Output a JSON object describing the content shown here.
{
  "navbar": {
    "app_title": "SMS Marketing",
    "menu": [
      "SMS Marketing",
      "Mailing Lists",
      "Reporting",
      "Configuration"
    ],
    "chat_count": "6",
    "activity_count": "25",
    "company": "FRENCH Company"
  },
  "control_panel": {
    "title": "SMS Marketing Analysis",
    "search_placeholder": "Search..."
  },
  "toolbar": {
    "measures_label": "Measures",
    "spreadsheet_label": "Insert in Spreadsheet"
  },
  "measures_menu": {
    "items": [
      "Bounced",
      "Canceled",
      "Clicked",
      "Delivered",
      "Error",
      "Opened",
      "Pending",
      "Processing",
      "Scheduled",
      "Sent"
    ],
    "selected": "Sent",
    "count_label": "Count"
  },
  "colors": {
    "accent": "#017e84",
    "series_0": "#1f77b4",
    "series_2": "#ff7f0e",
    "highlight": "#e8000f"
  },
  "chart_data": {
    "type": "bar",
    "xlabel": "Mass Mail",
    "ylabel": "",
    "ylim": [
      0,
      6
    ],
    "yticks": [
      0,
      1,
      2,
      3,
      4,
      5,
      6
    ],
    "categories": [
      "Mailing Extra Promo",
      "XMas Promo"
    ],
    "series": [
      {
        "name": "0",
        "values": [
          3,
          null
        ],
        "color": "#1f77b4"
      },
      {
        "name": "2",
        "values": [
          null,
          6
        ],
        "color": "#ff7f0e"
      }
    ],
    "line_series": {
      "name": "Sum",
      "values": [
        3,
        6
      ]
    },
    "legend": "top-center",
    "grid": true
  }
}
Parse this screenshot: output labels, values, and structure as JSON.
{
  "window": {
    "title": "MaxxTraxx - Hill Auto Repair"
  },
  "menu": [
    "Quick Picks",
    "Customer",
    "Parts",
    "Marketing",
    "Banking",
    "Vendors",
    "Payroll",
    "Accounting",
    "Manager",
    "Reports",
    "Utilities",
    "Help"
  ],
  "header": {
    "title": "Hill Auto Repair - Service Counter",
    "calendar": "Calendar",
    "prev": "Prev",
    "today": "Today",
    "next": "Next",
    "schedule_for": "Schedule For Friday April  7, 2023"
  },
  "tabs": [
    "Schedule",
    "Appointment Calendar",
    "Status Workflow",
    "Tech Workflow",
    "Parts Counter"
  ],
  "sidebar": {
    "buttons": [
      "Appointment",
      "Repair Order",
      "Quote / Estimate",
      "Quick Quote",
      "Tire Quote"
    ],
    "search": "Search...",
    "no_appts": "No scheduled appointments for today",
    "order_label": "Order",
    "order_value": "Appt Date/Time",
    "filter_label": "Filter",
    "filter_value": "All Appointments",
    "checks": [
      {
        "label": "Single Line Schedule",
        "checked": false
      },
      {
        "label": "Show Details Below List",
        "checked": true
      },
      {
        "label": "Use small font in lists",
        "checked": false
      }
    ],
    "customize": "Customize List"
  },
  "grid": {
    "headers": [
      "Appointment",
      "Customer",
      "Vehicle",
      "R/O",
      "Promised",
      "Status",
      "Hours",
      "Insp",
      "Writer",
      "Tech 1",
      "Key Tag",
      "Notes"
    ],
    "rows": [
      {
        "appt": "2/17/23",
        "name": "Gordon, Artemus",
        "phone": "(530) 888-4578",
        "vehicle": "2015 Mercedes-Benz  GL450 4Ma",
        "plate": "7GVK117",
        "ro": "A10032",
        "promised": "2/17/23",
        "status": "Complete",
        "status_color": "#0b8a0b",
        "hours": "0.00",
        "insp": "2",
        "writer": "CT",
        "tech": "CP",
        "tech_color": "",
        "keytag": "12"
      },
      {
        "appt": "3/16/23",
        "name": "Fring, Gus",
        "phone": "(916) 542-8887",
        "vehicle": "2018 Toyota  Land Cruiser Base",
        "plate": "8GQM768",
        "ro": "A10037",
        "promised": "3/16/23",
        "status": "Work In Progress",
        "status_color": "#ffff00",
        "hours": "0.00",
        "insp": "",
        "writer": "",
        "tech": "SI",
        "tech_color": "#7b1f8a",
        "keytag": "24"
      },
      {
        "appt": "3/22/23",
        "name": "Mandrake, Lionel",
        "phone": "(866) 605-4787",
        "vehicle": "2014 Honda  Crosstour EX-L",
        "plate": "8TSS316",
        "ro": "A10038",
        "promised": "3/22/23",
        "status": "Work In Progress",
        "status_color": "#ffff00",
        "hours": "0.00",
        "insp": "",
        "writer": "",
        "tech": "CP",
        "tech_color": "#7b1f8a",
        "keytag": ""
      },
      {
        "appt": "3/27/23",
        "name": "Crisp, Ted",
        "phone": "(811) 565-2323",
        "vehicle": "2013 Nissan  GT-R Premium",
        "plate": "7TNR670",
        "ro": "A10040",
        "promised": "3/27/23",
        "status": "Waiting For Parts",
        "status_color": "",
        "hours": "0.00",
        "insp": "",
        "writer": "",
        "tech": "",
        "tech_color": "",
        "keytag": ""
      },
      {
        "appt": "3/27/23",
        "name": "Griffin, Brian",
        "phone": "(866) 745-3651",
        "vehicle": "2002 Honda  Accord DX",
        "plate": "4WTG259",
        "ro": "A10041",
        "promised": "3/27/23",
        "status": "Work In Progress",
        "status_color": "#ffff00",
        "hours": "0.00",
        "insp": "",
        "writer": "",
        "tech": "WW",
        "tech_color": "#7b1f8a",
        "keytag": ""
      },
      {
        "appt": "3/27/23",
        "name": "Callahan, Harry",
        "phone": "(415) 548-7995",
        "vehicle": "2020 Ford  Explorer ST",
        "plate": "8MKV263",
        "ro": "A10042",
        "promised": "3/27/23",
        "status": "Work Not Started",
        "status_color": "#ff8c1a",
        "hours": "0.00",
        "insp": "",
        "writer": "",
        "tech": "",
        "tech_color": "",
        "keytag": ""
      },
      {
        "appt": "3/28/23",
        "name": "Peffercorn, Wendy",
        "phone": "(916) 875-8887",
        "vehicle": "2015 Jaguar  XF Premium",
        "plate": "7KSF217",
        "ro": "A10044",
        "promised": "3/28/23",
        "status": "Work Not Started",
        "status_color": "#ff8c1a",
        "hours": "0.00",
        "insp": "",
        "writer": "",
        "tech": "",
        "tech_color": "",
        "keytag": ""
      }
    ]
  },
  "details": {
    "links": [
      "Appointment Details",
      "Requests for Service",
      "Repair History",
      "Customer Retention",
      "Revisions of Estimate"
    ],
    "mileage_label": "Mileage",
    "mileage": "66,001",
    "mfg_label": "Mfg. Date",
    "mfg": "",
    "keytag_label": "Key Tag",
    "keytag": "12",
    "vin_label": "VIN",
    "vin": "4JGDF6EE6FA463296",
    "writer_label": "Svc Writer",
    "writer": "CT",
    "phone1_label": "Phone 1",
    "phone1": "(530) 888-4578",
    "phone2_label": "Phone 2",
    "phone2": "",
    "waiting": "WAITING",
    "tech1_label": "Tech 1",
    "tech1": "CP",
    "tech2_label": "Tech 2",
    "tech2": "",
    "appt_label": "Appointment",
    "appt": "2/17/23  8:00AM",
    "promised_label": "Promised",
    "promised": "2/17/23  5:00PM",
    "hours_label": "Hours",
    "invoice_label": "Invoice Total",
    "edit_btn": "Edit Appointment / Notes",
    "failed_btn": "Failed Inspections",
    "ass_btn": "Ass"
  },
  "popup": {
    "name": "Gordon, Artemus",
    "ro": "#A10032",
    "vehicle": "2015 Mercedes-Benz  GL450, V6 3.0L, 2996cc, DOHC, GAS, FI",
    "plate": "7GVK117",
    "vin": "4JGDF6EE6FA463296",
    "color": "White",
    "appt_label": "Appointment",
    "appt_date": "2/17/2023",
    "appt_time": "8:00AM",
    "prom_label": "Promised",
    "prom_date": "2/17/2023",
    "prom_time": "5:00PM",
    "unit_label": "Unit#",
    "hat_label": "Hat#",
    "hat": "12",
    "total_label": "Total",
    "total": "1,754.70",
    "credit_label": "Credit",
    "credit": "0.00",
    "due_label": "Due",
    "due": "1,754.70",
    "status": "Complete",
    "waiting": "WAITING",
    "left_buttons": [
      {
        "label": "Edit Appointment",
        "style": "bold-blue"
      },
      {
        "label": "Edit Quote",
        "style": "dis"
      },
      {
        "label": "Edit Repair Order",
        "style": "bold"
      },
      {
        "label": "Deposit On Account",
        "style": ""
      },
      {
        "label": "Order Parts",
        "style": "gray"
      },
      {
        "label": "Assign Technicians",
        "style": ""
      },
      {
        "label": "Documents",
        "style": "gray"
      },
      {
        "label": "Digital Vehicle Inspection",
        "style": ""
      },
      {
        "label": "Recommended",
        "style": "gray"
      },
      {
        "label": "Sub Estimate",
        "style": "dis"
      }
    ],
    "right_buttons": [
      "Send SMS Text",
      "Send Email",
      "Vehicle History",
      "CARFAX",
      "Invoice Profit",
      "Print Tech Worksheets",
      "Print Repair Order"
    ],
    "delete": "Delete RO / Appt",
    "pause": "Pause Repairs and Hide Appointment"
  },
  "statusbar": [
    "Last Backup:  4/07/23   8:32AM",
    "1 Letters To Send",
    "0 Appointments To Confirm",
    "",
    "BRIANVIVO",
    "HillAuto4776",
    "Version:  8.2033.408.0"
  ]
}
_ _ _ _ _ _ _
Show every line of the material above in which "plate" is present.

SOLUTION:
        "plate": "7GVK117",
        "plate": "8GQM768",
        "plate": "8TSS316",
        "plate": "7TNR670",
        "plate": "4WTG259",
        "plate": "8MKV263",
        "plate": "7KSF217",
    "plate": "7GVK117",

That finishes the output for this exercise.